Adi Zaffran wasn’t kidding when he said bullets are a very Israeli experience. While looking for some used shells to use in his first jewelry collection, he stumbled across a firing range just one street away from his home in Jerusalem.
“Work with bullets is a very Israeli experience—the raw material is abundantly available, everyone has seen weapons and unused bullets, and most Israelis are familiar with bullets through their compulsory army service,” he says. “My work is clearly influenced by the country I work in. Although I did not express any political opinion through the bullet rings, they still attracted lots of political flak.”
You’re actually not a jewelry designer by trade. What led you to do the collection?
This is my first attempt at jewelry design. It was a completely new experience for me, designing objects that emphasize only aesthetics and beauty, with no added practical value. I tried to understand what makes a piece of jewelry valuable. What sets its worth—production time? Rarity and desirability?
All bullets start out as identical. As they are fired, their trajectory and contact with hard or soft surfaces create unique objects. But this does not diminish their worth in my eyes. On the contrary, the individuality of every single piece adds to their value. No two pieces will ever be the same. What mainly piqued my interest was taking an object created completely randomly, and making it into a desirable product. I am currently considering setting the bullets on necklaces, bracelets, tiepins, and cufflinks.

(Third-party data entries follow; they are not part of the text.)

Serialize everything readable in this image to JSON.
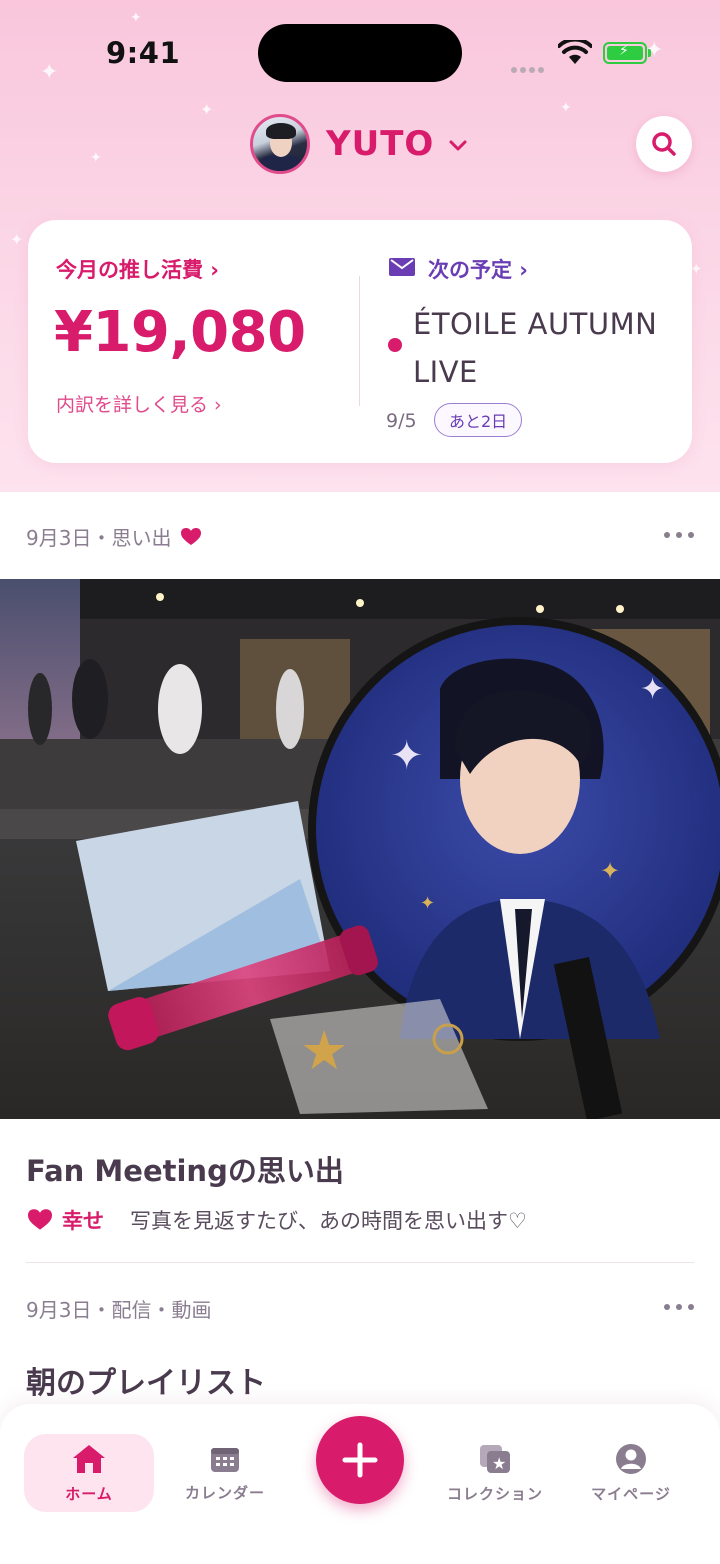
{
  "status_bar": {
    "time": "9:41"
  },
  "profile": {
    "name": "YUTO"
  },
  "spend": {
    "title": "今月の推し活費 ›",
    "amount": "¥19,080",
    "detail_link": "内訳を詳しく見る ›"
  },
  "next_event": {
    "title": "次の予定 ›",
    "name": "ÉTOILE AUTUMN LIVE",
    "date": "9/5",
    "countdown": "あと2日"
  },
  "post1": {
    "date": "9月3日・思い出",
    "title": "Fan Meetingの思い出",
    "mood": "幸せ",
    "caption": "写真を見返すたび、あの時間を思い出す♡"
  },
  "post2": {
    "date": "9月3日・配信・動画",
    "title": "朝のプレイリスト"
  },
  "tabbar": {
    "home": "ホーム",
    "calendar": "カレンダー",
    "collection": "コレクション",
    "mypage": "マイページ"
  },
  "colors": {
    "accent": "#d81b6a",
    "purple": "#6a3db4",
    "header_bg": "#fbd5e5"
  },
  "icons": [
    "search-icon",
    "mail-icon",
    "heart-icon",
    "home-icon",
    "calendar-icon",
    "plus-icon",
    "collection-icon",
    "user-icon"
  ]
}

As someone with no jewelry background, tell us the process you went through.
I was looking for a firing range near my residence in Jerusalem, where I was studying at the time in the Bezalel Academy of Arts and Design. I discovered one in the street just next to mine. I took hundreds of bullets and selected the most interesting, beautiful, and jewelry-prone amongst these. I went to the jewelry department at Bezalel, and after a short training period, I began to try out various materials myself.
I am a strong believer in hands-on design, so it was important for me to experiment and discover what happened. I created a few rings using copper and brass. As I had no previous experience in jewelry crafting, every small discovery was very exciting in my eyes.
For example, finding out that lead melts at a very low temperature, before the fusing material does, led me to bond the ring to the bullet using lead. And since lead already existed in the bullet, there was no need for additional materials. I finished creating the first collection of rings, which served as a conceptual demonstration within a week of collecting the bullets.
Do you personally wear them, and which is your favorite piece?
I wear one of my bullet rings, but it is not my favorite per se. My favorite ring is more suitable to be worn by a woman and has already been sold.
Were you raised in a creative environment?
It is difficult to say, none of my parents are artists or designers, but my grandfather and the whole side of my mother’s family are very creative people: painters, musicians, tailors, and artisans. My grandfather used to build and create everything himself. He would draw pictures and sew costumes for me, build tables and bookcases, and upholster chairs—he had golden hands.
In high school, I did play the guitar and flamenco is still one of my great loves. But I always liked working with my hands, making my own items. My good friend, who was studying graphic design, led me to discover and pushed me into the design field. In the end, this is what I went to study.
You actually just graduated not too long ago. How were your years as a design student?
I was exposed to many stimuli in the different departments at Bezalel—fine arts, photography, visual communication, industrial design, jewelry and fashion design, architecture, ceramic and glass design, animation… it was a place I could do conceptual creations and not just hardcore industrial design.
One of the most memorable experiences in Bezalel was a pottery class in the Ceramics Department. I was amazed at the feeling of working with clay—the ability to shape and use the substance through direct contact is a wonderful feeling. There is no need for any intermediaries.
But the course that influenced me most was during my first year: “Structure, Function, Shape”, or as it is called at Bezalel, “Sfinati”, named after its two lecturer, Safi and Naty. This is a basics course of three-dimensional design and the way it expresses itself morphologically, materially, and functionally.
How do you spend a typical work day?
I currently live in Yafo, and my flat is a three-minute bicycle ride from the studio. I usually get to the studio by 9 in the morning and work on projects there until seven or eight in the evening.
And what do you like to do when you’re not working?
I love watching movies; I could watch them all day long. I like going to the sea in the afternoon and I enjoy cooking my own meals and baking—I have a weakness for pastries. My main problem is that there are lots of things I want to do, but not enough hours in the day to do them all.